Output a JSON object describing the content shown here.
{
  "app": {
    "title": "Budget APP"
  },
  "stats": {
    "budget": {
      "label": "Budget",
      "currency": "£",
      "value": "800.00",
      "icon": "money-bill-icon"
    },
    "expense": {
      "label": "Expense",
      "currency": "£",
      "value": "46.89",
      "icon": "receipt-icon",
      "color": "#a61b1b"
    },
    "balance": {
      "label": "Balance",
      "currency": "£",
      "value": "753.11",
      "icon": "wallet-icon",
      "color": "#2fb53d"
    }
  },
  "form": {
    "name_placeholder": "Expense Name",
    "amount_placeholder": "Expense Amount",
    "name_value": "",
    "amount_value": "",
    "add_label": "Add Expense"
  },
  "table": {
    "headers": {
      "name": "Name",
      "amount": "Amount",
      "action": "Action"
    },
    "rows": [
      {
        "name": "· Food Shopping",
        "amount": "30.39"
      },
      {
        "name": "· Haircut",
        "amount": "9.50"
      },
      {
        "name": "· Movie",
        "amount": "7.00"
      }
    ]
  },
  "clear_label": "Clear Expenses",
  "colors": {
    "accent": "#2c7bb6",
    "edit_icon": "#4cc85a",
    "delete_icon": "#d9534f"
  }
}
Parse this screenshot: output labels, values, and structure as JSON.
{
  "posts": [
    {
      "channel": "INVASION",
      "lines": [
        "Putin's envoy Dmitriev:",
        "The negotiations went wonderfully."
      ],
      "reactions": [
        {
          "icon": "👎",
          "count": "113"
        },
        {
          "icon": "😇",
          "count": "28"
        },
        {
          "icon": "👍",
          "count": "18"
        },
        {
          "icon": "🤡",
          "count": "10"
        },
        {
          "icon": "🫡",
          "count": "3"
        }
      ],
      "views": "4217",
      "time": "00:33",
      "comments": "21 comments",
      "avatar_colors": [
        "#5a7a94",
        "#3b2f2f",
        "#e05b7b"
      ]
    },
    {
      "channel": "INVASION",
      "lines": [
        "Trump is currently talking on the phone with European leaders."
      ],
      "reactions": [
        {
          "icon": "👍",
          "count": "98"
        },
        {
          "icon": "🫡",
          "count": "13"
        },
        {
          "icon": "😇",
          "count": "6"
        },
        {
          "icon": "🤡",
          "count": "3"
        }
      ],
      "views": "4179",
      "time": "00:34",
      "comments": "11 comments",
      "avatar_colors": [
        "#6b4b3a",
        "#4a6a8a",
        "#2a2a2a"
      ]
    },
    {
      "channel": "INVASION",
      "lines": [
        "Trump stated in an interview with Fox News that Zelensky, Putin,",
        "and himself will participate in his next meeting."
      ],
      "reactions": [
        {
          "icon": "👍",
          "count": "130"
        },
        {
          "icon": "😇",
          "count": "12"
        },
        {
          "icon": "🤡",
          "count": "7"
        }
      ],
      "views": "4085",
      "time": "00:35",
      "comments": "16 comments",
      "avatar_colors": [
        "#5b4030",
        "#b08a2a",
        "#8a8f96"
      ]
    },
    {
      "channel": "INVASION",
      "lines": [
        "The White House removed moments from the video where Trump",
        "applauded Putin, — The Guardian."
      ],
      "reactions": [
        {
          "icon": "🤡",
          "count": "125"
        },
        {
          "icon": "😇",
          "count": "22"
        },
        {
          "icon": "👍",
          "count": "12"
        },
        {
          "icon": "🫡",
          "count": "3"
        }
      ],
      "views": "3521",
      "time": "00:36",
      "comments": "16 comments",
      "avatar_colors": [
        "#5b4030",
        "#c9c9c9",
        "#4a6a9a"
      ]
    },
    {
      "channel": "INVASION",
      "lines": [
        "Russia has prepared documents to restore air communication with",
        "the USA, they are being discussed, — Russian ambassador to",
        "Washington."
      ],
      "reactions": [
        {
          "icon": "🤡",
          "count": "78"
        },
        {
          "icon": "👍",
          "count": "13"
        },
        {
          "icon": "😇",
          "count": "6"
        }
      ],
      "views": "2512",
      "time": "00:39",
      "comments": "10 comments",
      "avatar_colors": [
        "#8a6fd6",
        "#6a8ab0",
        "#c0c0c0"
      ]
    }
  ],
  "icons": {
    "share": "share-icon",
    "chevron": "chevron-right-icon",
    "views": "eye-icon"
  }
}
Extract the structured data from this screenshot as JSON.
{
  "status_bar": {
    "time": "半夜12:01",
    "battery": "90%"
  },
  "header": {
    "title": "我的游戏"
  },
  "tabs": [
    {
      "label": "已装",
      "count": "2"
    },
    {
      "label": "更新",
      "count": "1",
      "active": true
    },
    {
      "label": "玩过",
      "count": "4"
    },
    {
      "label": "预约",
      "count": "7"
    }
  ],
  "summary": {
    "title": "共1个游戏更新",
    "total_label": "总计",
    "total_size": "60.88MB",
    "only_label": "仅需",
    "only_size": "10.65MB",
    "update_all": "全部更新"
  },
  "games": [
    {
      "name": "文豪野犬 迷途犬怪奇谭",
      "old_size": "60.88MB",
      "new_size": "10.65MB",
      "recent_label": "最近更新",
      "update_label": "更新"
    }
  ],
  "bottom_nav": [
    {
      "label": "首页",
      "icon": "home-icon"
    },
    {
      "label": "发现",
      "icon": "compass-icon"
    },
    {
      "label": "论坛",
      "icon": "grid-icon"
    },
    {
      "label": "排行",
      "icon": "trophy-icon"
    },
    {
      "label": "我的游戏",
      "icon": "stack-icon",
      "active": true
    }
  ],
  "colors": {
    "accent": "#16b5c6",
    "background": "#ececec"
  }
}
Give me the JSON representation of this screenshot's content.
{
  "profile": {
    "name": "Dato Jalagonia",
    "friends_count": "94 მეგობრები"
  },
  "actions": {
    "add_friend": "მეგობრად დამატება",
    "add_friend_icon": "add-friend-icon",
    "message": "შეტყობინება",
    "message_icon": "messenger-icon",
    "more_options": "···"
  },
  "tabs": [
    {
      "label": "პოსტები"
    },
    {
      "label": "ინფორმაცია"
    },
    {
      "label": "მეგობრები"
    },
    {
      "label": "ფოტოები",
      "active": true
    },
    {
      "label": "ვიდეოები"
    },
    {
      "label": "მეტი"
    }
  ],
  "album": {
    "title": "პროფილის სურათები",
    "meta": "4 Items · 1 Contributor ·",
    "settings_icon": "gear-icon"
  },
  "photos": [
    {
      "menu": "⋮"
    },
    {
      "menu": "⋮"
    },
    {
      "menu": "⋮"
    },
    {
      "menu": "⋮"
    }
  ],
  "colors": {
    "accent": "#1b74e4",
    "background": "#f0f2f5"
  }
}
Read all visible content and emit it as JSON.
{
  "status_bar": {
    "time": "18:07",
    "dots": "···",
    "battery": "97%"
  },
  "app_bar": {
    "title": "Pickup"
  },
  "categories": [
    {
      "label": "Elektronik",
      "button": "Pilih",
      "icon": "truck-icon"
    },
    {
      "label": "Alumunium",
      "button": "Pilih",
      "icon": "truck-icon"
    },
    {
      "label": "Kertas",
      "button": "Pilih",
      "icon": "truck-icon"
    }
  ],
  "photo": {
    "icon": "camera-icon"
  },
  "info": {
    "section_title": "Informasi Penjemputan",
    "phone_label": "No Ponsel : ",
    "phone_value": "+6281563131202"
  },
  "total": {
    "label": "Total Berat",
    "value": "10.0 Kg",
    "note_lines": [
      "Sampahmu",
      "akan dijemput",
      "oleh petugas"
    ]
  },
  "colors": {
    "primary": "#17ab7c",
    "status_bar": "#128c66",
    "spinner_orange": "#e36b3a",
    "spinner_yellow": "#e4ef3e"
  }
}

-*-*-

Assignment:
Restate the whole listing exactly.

Answer space:
Output a JSON object describing the content shown here.
{
  "app": {
    "title": "Budget APP"
  },
  "stats": {
    "budget": {
      "label": "Budget",
      "currency": "£",
      "value": "800.00",
      "icon": "money-bill-icon"
    },
    "expense": {
      "label": "Expense",
      "currency": "£",
      "value": "46.89",
      "icon": "receipt-icon",
      "color": "#a61b1b"
    },
    "balance": {
      "label": "Balance",
      "currency": "£",
      "value": "753.11",
      "icon": "wallet-icon",
      "color": "#2fb53d"
    }
  },
  "form": {
    "name_placeholder": "Expense Name",
    "amount_placeholder": "Expense Amount",
    "name_value": "",
    "amount_value": "",
    "add_label": "Add Expense"
  },
  "table": {
    "headers": {
      "name": "Name",
      "amount": "Amount",
      "action": "Action"
    },
    "rows": [
      {
        "name": "· Food Shopping",
        "amount": "30.39"
      },
      {
        "name": "· Haircut",
        "amount": "9.50"
      },
      {
        "name": "· Movie",
        "amount": "7.00"
      }
    ]
  },
  "clear_label": "Clear Expenses",
  "colors": {
    "accent": "#2c7bb6",
    "edit_icon": "#4cc85a",
    "delete_icon": "#d9534f"
  }
}
Parse this screenshot: output labels, values, and structure as JSON.
{
  "posts": [
    {
      "channel": "INVASION",
      "lines": [
        "Putin's envoy Dmitriev:",
        "The negotiations went wonderfully."
      ],
      "reactions": [
        {
          "icon": "👎",
          "count": "113"
        },
        {
          "icon": "😇",
          "count": "28"
        },
        {
          "icon": "👍",
          "count": "18"
        },
        {
          "icon": "🤡",
          "count": "10"
        },
        {
          "icon": "🫡",
          "count": "3"
        }
      ],
      "views": "4217",
      "time": "00:33",
      "comments": "21 comments",
      "avatar_colors": [
        "#5a7a94",
        "#3b2f2f",
        "#e05b7b"
      ]
    },
    {
      "channel": "INVASION",
      "lines": [
        "Trump is currently talking on the phone with European leaders."
      ],
      "reactions": [
        {
          "icon": "👍",
          "count": "98"
        },
        {
          "icon": "🫡",
          "count": "13"
        },
        {
          "icon": "😇",
          "count": "6"
        },
        {
          "icon": "🤡",
          "count": "3"
        }
      ],
      "views": "4179",
      "time": "00:34",
      "comments": "11 comments",
      "avatar_colors": [
        "#6b4b3a",
        "#4a6a8a",
        "#2a2a2a"
      ]
    },
    {
      "channel": "INVASION",
      "lines": [
        "Trump stated in an interview with Fox News that Zelensky, Putin,",
        "and himself will participate in his next meeting."
      ],
      "reactions": [
        {
          "icon": "👍",
          "count": "130"
        },
        {
          "icon": "😇",
          "count": "12"
        },
        {
          "icon": "🤡",
          "count": "7"
        }
      ],
      "views": "4085",
      "time": "00:35",
      "comments": "16 comments",
      "avatar_colors": [
        "#5b4030",
        "#b08a2a",
        "#8a8f96"
      ]
    },
    {
      "channel": "INVASION",
      "lines": [
        "The White House removed moments from the video where Trump",
        "applauded Putin, — The Guardian."
      ],
      "reactions": [
        {
          "icon": "🤡",
          "count": "125"
        },
        {
          "icon": "😇",
          "count": "22"
        },
        {
          "icon": "👍",
          "count": "12"
        },
        {
          "icon": "🫡",
          "count": "3"
        }
      ],
      "views": "3521",
      "time": "00:36",
      "comments": "16 comments",
      "avatar_colors": [
        "#5b4030",
        "#c9c9c9",
        "#4a6a9a"
      ]
    },
    {
      "channel": "INVASION",
      "lines": [
        "Russia has prepared documents to restore air communication with",
        "the USA, they are being discussed, — Russian ambassador to",
        "Washington."
      ],
      "reactions": [
        {
          "icon": "🤡",
          "count": "78"
        },
        {
          "icon": "👍",
          "count": "13"
        },
        {
          "icon": "😇",
          "count": "6"
        }
      ],
      "views": "2512",
      "time": "00:39",
      "comments": "10 comments",
      "avatar_colors": [
        "#8a6fd6",
        "#6a8ab0",
        "#c0c0c0"
      ]
    }
  ],
  "icons": {
    "share": "share-icon",
    "chevron": "chevron-right-icon",
    "views": "eye-icon"
  }
}
Extract the structured data from this screenshot as JSON.
{
  "status_bar": {
    "time": "半夜12:01",
    "battery": "90%"
  },
  "header": {
    "title": "我的游戏"
  },
  "tabs": [
    {
      "label": "已装",
      "count": "2"
    },
    {
      "label": "更新",
      "count": "1",
      "active": true
    },
    {
      "label": "玩过",
      "count": "4"
    },
    {
      "label": "预约",
      "count": "7"
    }
  ],
  "summary": {
    "title": "共1个游戏更新",
    "total_label": "总计",
    "total_size": "60.88MB",
    "only_label": "仅需",
    "only_size": "10.65MB",
    "update_all": "全部更新"
  },
  "games": [
    {
      "name": "文豪野犬 迷途犬怪奇谭",
      "old_size": "60.88MB",
      "new_size": "10.65MB",
      "recent_label": "最近更新",
      "update_label": "更新"
    }
  ],
  "bottom_nav": [
    {
      "label": "首页",
      "icon": "home-icon"
    },
    {
      "label": "发现",
      "icon": "compass-icon"
    },
    {
      "label": "论坛",
      "icon": "grid-icon"
    },
    {
      "label": "排行",
      "icon": "trophy-icon"
    },
    {
      "label": "我的游戏",
      "icon": "stack-icon",
      "active": true
    }
  ],
  "colors": {
    "accent": "#16b5c6",
    "background": "#ececec"
  }
}
Give me the JSON representation of this screenshot's content.
{
  "profile": {
    "name": "Dato Jalagonia",
    "friends_count": "94 მეგობრები"
  },
  "actions": {
    "add_friend": "მეგობრად დამატება",
    "add_friend_icon": "add-friend-icon",
    "message": "შეტყობინება",
    "message_icon": "messenger-icon",
    "more_options": "···"
  },
  "tabs": [
    {
      "label": "პოსტები"
    },
    {
      "label": "ინფორმაცია"
    },
    {
      "label": "მეგობრები"
    },
    {
      "label": "ფოტოები",
      "active": true
    },
    {
      "label": "ვიდეოები"
    },
    {
      "label": "მეტი"
    }
  ],
  "album": {
    "title": "პროფილის სურათები",
    "meta": "4 Items · 1 Contributor ·",
    "settings_icon": "gear-icon"
  },
  "photos": [
    {
      "menu": "⋮"
    },
    {
      "menu": "⋮"
    },
    {
      "menu": "⋮"
    },
    {
      "menu": "⋮"
    }
  ],
  "colors": {
    "accent": "#1b74e4",
    "background": "#f0f2f5"
  }
}
Read all visible content and emit it as JSON.
{
  "status_bar": {
    "time": "18:07",
    "dots": "···",
    "battery": "97%"
  },
  "app_bar": {
    "title": "Pickup"
  },
  "categories": [
    {
      "label": "Elektronik",
      "button": "Pilih",
      "icon": "truck-icon"
    },
    {
      "label": "Alumunium",
      "button": "Pilih",
      "icon": "truck-icon"
    },
    {
      "label": "Kertas",
      "button": "Pilih",
      "icon": "truck-icon"
    }
  ],
  "photo": {
    "icon": "camera-icon"
  },
  "info": {
    "section_title": "Informasi Penjemputan",
    "phone_label": "No Ponsel : ",
    "phone_value": "+6281563131202"
  },
  "total": {
    "label": "Total Berat",
    "value": "10.0 Kg",
    "note_lines": [
      "Sampahmu",
      "akan dijemput",
      "oleh petugas"
    ]
  },
  "colors": {
    "primary": "#17ab7c",
    "status_bar": "#128c66",
    "spinner_orange": "#e36b3a",
    "spinner_yellow": "#e4ef3e"
  }
}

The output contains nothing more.